    The Four Stones on the summit of Clent Hill may look old and mysterious but they were actually created in the 18th century by Lord Lyttleton as part of his landscaping project. This folly acted as an eye catcher to impress his guests.

    The Four Stones, a famous local landmark, sit at the summit of Clent Hill © David Noton
  3. With your back to The Four Stones, continue on past the toposcope and down the widest, most clearly defined path to your left. At the bottom there is a gate; take the right hand path here. To your left you can see beautiful views of Walton Hill. Continue along the path until you see an area of open grassland to your right with a large fallen tree in the distance. This is the site of the old rangers cottage. Take the path to the left, leading into Deep Wood. Stick to this path all the way down to Dark Pool and a wooden bridge.

    Show/HideBluebells

    During springtime, Deep Wood is awash with bluebells. Over the last few years the warden and a wealth of volunteers have been working hard to clear scrub and thin out trees so that more dormant bluebell seeds have a chance to grow.

    This area is a brilliant carpet of bluebells in spring © National Trust
  4. Cross over the bridge at Dark Pool and walk up the slope of the wood, take care not to trip on exposed tree roots. Look up through the woodland canopy and you might catch sight of a buzzard circling above.
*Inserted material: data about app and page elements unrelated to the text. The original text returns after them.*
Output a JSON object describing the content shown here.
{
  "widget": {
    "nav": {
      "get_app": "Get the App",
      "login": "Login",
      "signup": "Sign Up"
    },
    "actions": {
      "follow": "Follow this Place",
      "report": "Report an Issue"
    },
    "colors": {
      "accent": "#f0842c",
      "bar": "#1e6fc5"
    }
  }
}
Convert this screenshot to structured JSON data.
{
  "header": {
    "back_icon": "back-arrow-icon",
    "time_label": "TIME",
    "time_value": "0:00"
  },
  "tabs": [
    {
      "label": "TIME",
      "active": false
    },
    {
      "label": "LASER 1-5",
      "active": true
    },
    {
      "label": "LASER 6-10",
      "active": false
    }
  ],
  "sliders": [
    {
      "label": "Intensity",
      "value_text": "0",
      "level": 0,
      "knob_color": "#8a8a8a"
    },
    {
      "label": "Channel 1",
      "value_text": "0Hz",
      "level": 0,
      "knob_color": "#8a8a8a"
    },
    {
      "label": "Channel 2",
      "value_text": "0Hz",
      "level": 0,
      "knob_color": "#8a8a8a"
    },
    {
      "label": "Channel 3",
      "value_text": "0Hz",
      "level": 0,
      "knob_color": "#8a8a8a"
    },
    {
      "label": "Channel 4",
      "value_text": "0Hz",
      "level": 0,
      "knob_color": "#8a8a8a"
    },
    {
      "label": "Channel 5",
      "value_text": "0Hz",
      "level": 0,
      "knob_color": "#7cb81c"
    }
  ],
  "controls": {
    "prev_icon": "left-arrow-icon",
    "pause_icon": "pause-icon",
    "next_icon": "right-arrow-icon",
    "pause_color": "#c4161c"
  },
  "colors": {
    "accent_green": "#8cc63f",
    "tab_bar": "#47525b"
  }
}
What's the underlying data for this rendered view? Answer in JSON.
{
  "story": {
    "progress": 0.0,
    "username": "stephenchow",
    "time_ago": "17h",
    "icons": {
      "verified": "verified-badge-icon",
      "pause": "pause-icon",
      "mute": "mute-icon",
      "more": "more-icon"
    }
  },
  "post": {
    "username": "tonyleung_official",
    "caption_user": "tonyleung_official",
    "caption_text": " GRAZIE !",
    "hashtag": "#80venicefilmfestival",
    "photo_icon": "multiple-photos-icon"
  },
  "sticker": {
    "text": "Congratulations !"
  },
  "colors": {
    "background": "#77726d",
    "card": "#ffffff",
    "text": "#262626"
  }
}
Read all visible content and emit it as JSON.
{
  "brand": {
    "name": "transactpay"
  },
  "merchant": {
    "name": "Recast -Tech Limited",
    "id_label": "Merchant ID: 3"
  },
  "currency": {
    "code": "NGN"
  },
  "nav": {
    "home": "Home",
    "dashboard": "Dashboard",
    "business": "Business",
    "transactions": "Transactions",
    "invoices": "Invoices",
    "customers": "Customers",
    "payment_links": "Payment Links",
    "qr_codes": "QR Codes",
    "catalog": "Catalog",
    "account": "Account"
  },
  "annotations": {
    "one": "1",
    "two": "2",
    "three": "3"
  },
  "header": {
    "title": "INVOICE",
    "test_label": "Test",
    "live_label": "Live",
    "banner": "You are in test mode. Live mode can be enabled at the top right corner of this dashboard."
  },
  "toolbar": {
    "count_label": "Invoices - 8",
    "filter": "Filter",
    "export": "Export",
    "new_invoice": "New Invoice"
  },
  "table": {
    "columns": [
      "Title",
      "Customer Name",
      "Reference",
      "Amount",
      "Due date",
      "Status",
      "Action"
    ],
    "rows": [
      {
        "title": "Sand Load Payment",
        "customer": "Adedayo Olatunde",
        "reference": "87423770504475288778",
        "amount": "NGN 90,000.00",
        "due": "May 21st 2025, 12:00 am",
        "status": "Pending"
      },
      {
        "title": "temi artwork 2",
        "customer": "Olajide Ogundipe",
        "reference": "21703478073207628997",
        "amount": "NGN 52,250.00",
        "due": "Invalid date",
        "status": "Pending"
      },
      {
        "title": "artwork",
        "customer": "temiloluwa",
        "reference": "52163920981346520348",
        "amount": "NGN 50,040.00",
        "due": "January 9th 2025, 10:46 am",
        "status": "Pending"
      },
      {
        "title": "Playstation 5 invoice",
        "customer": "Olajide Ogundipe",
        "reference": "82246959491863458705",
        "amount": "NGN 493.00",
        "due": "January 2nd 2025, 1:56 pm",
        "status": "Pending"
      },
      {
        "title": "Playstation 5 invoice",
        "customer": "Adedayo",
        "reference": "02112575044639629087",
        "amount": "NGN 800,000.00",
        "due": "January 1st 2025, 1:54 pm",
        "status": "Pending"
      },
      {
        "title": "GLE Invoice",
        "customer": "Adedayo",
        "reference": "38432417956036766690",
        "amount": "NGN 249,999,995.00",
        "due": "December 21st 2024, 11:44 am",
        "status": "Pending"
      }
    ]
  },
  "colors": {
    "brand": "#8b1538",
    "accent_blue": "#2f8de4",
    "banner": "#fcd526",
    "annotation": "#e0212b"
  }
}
At the top of this climb, turn right back up the path and continue along this path until you get to the gate.

    Show/HideDark Pool

    The area to the left of Deep Wood and Dark Pool has been set aside as an arboretum where more exotic trees such as a monkey puzzle can be found. In autumn Dark Pool is transformed into a leafy wonderland of bright copper and huey reds. Your dog will love paddling around in here.

    See exotic trees and brightly coloured autumn leaves at Dark Pool © Bill Phillips
  5. Walking through the gate you will often see wood piles which the warden and his volunteers have collected from the hills. Continue on the path directly in front of you back to the topograph area. Take the lower path below the topograph. The bilberry bushes with their deep purple berries show that our attempts to restore dry acid grassland to Clent are working well. Plants that thrive on this habitat provide a great environment for insects, which in turn attract birdlife.

    Show/HideGrassland conservation

    We're committed to restoring dry acid grassland, now a rare habitat throughout the UK. It was once prevalent on Clent when animals grazed the land, keeping down any new plant growth by eating seeds and shoots before they could establish themselves. When the animals were removed, scrub, bracken and trees started to take over and the grassland and wildlife it supported was lost. Through careful management, plants such as bilberry, sheep sorrel and heath bedstraw are returning, encouraging birds such as linnets and willow warblers, and butterflies such as small copper (pictured) and small heath, as well as solitary bees.

    Small copper and other butterflies are returning to Clent Hills © Jess Tyler

End: Nimmings Wood car park, grid ref: SO938807

  • Trail: Walking
  • Grade: Easy
  • Distance: 2 miles (3.2km)
  • Time: 40 minutes
  • OS Map: Explorer 219; Landranger 139
  • Terrain:

    Circular walk with occasional uneven paths that run through woodland and fields. There are tree roots and other obstacles in places and a small bridge to cross. No need for leads if your dog behaves itself around other dogs, horses and people. Bins and water bowls at Nimmings Wood car park.

  • How to get here:

    By foot: on North Worcestershire Way; North Worcestershire Path also goes through Clent Hills and Walton Hill. Other footpaths connecting local villages

    By bike: no clear cycle path to Clent Hills, but cycle paths and bridleways in surrounding hills. Cycle parking in Nimmings Wood car park

    By bus: route 192, Birmingham, Halesowen, Hagley and Kidderminster. Alight Hagley, then 20 minute walk from Nimmings Wood car park, up a steep hill; 318, Stourbridge, Hagley and Bromsgrove, then 0.5 mile (0.8km) from Clent village

    By train:
    Hagley, 3.5 miles (5.5km); Stourbridge Town; 5 miles (8km) and Bromsgrove; 10 miles (16.1km)

    By car: south-west of Birmingham, between the villages of Clent and Romsley. South-east of Hagley and 6 miles (9.6km) from M5 (J4), signposted off the A491

  • Contact us